In this study published by Planet Agora, Pierre-Jean Benghozi, research director at the CNRS and director of the managerial economics research centre at the École polytechnique (Paris), postulates that cultural industries are both the basis for creating commercial riches and sources of symbolism and identity. As such, they focus on powerful issues examined during recent national and international debates. In his opinion, locating these economic issues is key to understanding the current controversies and guiding public action.
More than the economics of production, the author states, broadcasting and distribution structures weigh heavily on cultural industries. This situation raises the direct issue, nationally as much as internationally, of the pluralism of the accessible (not only produced) forms of artistic and cultural expression.
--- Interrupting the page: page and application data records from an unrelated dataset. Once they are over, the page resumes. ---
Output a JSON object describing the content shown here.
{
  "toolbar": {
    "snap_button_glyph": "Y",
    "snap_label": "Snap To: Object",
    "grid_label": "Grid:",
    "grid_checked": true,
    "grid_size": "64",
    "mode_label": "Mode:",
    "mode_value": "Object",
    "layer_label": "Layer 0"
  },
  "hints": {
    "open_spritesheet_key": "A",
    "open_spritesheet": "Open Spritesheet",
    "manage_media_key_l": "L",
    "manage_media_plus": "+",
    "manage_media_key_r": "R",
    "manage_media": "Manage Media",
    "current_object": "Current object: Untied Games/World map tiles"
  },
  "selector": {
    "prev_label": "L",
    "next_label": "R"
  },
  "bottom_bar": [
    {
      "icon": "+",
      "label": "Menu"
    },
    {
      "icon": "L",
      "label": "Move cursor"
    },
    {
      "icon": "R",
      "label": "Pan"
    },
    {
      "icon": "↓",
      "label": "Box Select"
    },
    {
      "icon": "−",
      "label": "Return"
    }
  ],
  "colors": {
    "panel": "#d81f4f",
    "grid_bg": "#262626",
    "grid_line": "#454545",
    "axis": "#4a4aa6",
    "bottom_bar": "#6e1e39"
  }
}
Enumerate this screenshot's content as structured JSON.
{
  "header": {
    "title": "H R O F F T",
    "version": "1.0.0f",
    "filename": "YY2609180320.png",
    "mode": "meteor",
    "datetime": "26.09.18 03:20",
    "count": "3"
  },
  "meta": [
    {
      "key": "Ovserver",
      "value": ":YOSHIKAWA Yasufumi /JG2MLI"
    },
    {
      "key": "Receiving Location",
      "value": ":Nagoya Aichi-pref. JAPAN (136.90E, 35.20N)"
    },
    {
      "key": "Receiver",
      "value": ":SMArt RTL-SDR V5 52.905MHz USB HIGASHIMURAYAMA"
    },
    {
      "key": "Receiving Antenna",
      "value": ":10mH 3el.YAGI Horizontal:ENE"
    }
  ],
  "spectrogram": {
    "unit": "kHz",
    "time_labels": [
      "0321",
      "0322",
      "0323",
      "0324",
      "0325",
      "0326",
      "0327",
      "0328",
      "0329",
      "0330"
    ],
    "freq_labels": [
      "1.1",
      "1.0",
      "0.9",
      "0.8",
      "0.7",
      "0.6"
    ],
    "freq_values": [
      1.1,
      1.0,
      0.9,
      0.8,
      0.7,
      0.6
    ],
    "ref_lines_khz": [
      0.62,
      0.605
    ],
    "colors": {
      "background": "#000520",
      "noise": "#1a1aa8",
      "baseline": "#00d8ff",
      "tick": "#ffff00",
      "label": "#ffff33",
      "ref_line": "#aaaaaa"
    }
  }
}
This leads him to uphold that the main risk of standardizing the content is not a drop in production, but essentially a focus on the most attractive works, in a star-system perspective and a two-tier market in which marketed products subject to a cost inflation spiral enter on one side and restricted broadcasting productions enter the other.
In this view, the author says, public action has difficulties that are all the greater given that the economic and commercial issues these industries face seem more significant. It must, among other things, resolve the existing contradiction between the concern of maintaining production structure diversity in the national framework and defending, around the world, a cultural uniqueness brought about by powerful national players in a globalized economy.
In conclusion, the author states that by placing emphasis on the considerable weight of the players’ economic strategies and industrial dynamics, his analysis of cultural industries shows the weight of forms and configurations that bypass national realities and regulations. Therein lies the need for public debates to ensure the confrontation of action logics that largely escape traditional regulations and to develop approaches that take into account the complex reality of cultural economics.